__PROBLEM__
Pictures stay out; everything else in the records below is copied exactly.

○ ○ ○

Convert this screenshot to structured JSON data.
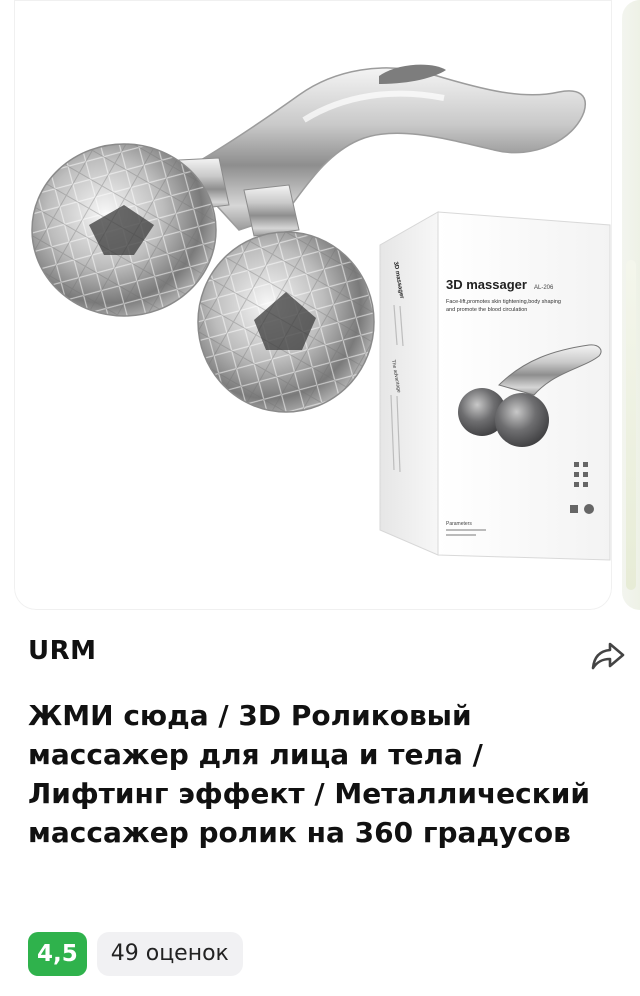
{
  "product": {
    "brand": "URM",
    "title": "ЖМИ сюда / 3D Роликовый массажер для лица и тела / Лифтинг эффект / Металлический массажер ролик на 360 градусов",
    "rating": "4,5",
    "reviews": "49 оценок"
  },
  "box": {
    "title": "3D massager",
    "model": "AL-206",
    "side_title": "3D massager",
    "tagline_1": "Face-lift,promotes skin tightening,body shaping",
    "tagline_2": "and promote the blood circulation",
    "side_section": "The advantage",
    "params_label": "Parameters"
  },
  "icons": {
    "share": "share-arrow-icon"
  },
  "colors": {
    "rating_green": "#2fb24c",
    "chip_bg": "#f1f1f3"
  }
}
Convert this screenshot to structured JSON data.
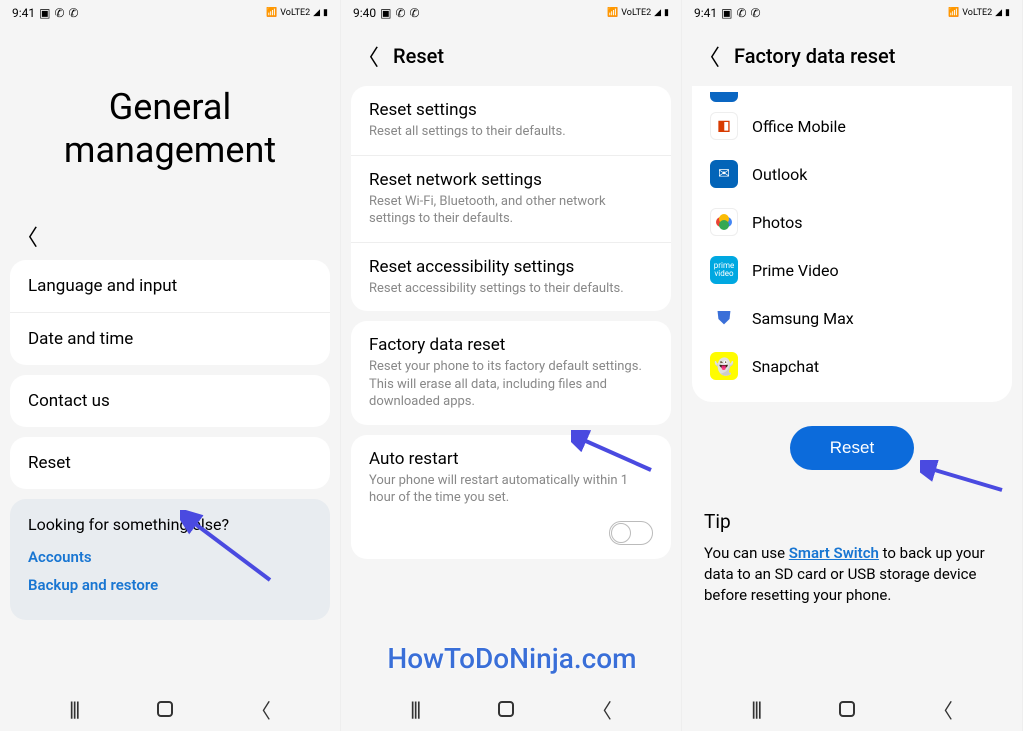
{
  "watermark": "HowToDoNinja.com",
  "screen1": {
    "status_time": "9:41",
    "header": "General management",
    "items": [
      "Language and input",
      "Date and time",
      "Contact us",
      "Reset"
    ],
    "footer_q": "Looking for something else?",
    "footer_links": [
      "Accounts",
      "Backup and restore"
    ]
  },
  "screen2": {
    "status_time": "9:40",
    "title": "Reset",
    "settings": [
      {
        "t": "Reset settings",
        "d": "Reset all settings to their defaults."
      },
      {
        "t": "Reset network settings",
        "d": "Reset Wi-Fi, Bluetooth, and other network settings to their defaults."
      },
      {
        "t": "Reset accessibility settings",
        "d": "Reset accessibility settings to their defaults."
      },
      {
        "t": "Factory data reset",
        "d": "Reset your phone to its factory default settings. This will erase all data, including files and downloaded apps."
      },
      {
        "t": "Auto restart",
        "d": "Your phone will restart automatically within 1 hour of the time you set."
      }
    ]
  },
  "screen3": {
    "status_time": "9:41",
    "title": "Factory data reset",
    "apps": [
      {
        "name": "Office Mobile",
        "icon": "office-icon"
      },
      {
        "name": "Outlook",
        "icon": "outlook-icon"
      },
      {
        "name": "Photos",
        "icon": "photos-icon"
      },
      {
        "name": "Prime Video",
        "icon": "prime-video-icon"
      },
      {
        "name": "Samsung Max",
        "icon": "samsung-max-icon"
      },
      {
        "name": "Snapchat",
        "icon": "snapchat-icon"
      }
    ],
    "reset_button": "Reset",
    "tip_title": "Tip",
    "tip_before": "You can use ",
    "tip_link": "Smart Switch",
    "tip_after": " to back up your data to an SD card or USB storage device before resetting your phone."
  },
  "status_icons": {
    "net_label": "VoLTE2",
    "signal": "▲",
    "battery": "▮"
  }
}
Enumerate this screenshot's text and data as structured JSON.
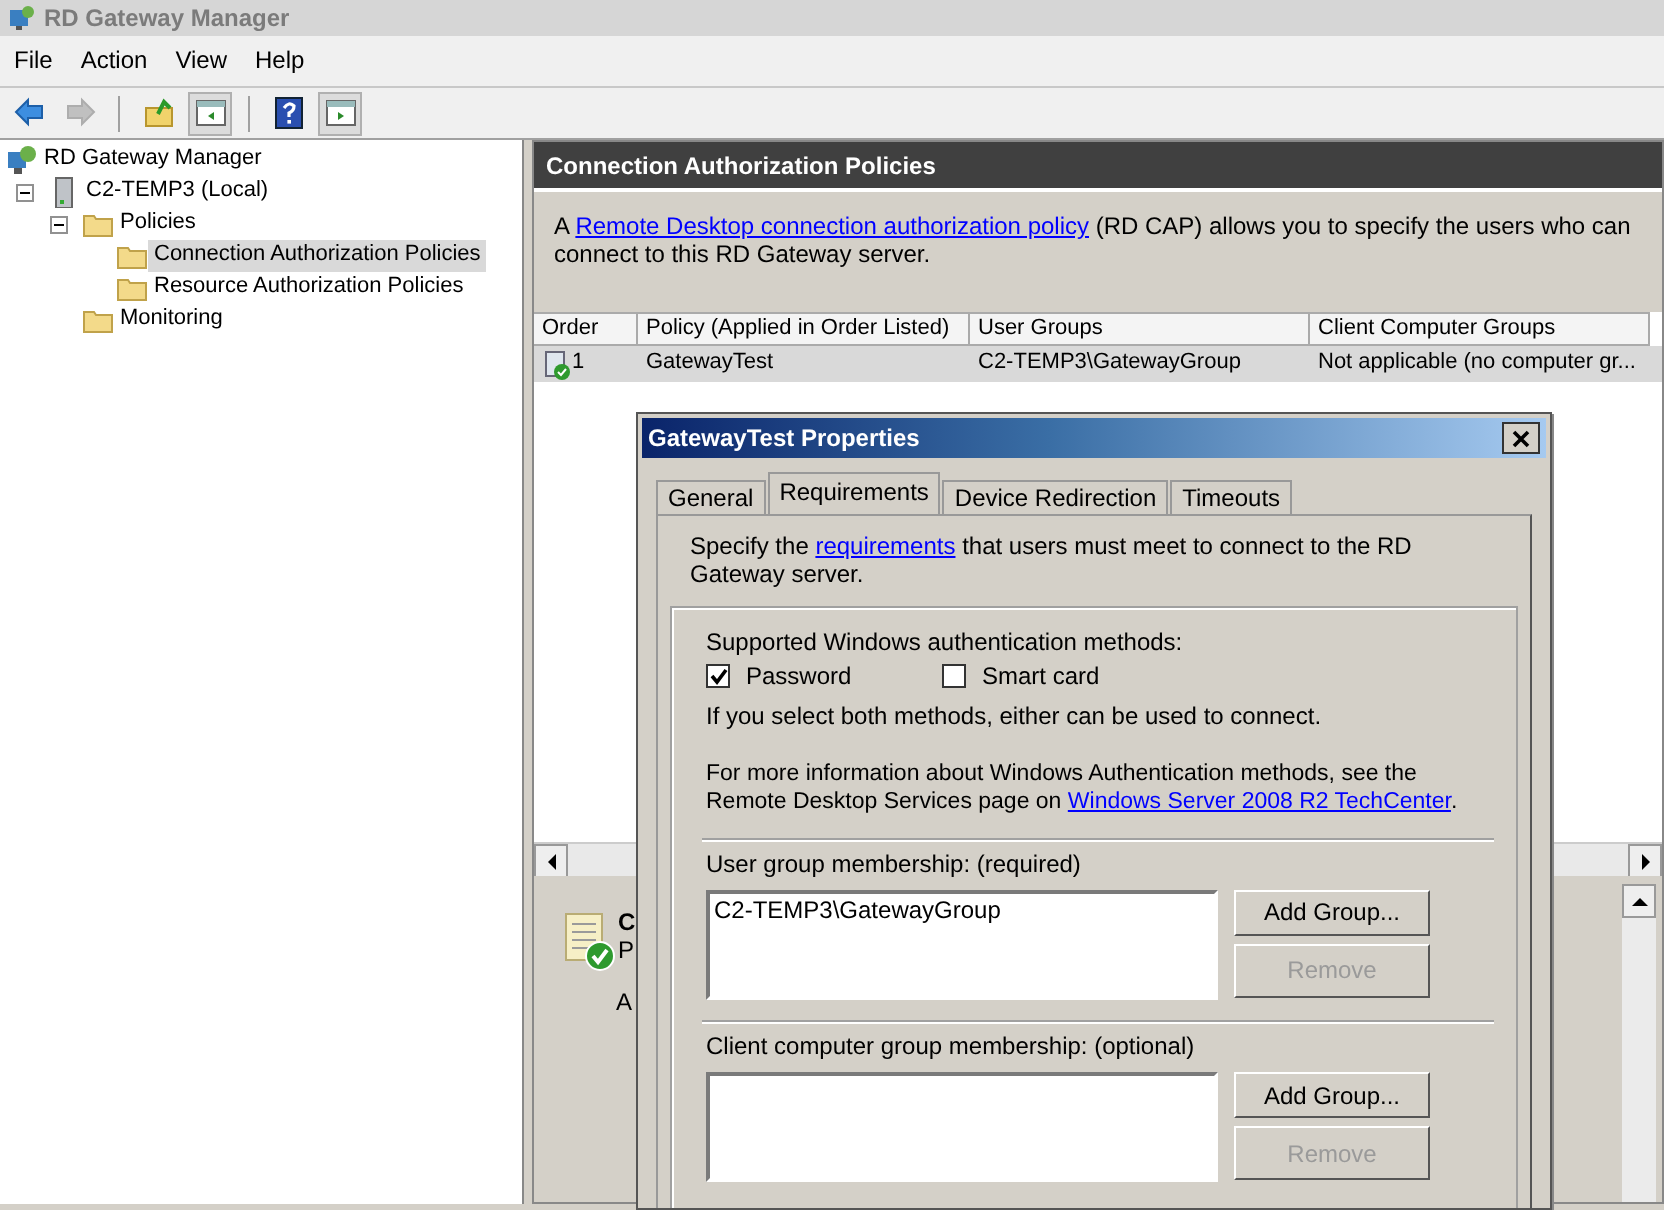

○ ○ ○

__RESULT__
Convert this screenshot to structured JSON data.
{
  "product": {
    "brand": "URM",
    "title": "ЖМИ сюда / 3D Роликовый массажер для лица и тела / Лифтинг эффект / Металлический массажер ролик на 360 градусов",
    "rating": "4,5",
    "reviews": "49 оценок"
  },
  "box": {
    "title": "3D massager",
    "model": "AL-206",
    "side_title": "3D massager",
    "tagline_1": "Face-lift,promotes skin tightening,body shaping",
    "tagline_2": "and promote the blood circulation",
    "side_section": "The advantage",
    "params_label": "Parameters"
  },
  "icons": {
    "share": "share-arrow-icon"
  },
  "colors": {
    "rating_green": "#2fb24c",
    "chip_bg": "#f1f1f3"
  }
}
Convert this screenshot to structured JSON data.
{
  "watermark": "HowToDoNinja.com",
  "screen1": {
    "status_time": "9:41",
    "header": "General management",
    "items": [
      "Language and input",
      "Date and time",
      "Contact us",
      "Reset"
    ],
    "footer_q": "Looking for something else?",
    "footer_links": [
      "Accounts",
      "Backup and restore"
    ]
  },
  "screen2": {
    "status_time": "9:40",
    "title": "Reset",
    "settings": [
      {
        "t": "Reset settings",
        "d": "Reset all settings to their defaults."
      },
      {
        "t": "Reset network settings",
        "d": "Reset Wi-Fi, Bluetooth, and other network settings to their defaults."
      },
      {
        "t": "Reset accessibility settings",
        "d": "Reset accessibility settings to their defaults."
      },
      {
        "t": "Factory data reset",
        "d": "Reset your phone to its factory default settings. This will erase all data, including files and downloaded apps."
      },
      {
        "t": "Auto restart",
        "d": "Your phone will restart automatically within 1 hour of the time you set."
      }
    ]
  },
  "screen3": {
    "status_time": "9:41",
    "title": "Factory data reset",
    "apps": [
      {
        "name": "Office Mobile",
        "icon": "office-icon"
      },
      {
        "name": "Outlook",
        "icon": "outlook-icon"
      },
      {
        "name": "Photos",
        "icon": "photos-icon"
      },
      {
        "name": "Prime Video",
        "icon": "prime-video-icon"
      },
      {
        "name": "Samsung Max",
        "icon": "samsung-max-icon"
      },
      {
        "name": "Snapchat",
        "icon": "snapchat-icon"
      }
    ],
    "reset_button": "Reset",
    "tip_title": "Tip",
    "tip_before": "You can use ",
    "tip_link": "Smart Switch",
    "tip_after": " to back up your data to an SD card or USB storage device before resetting your phone."
  },
  "status_icons": {
    "net_label": "VoLTE2",
    "signal": "▲",
    "battery": "▮"
  }
}
Enumerate this screenshot's text and data as structured JSON.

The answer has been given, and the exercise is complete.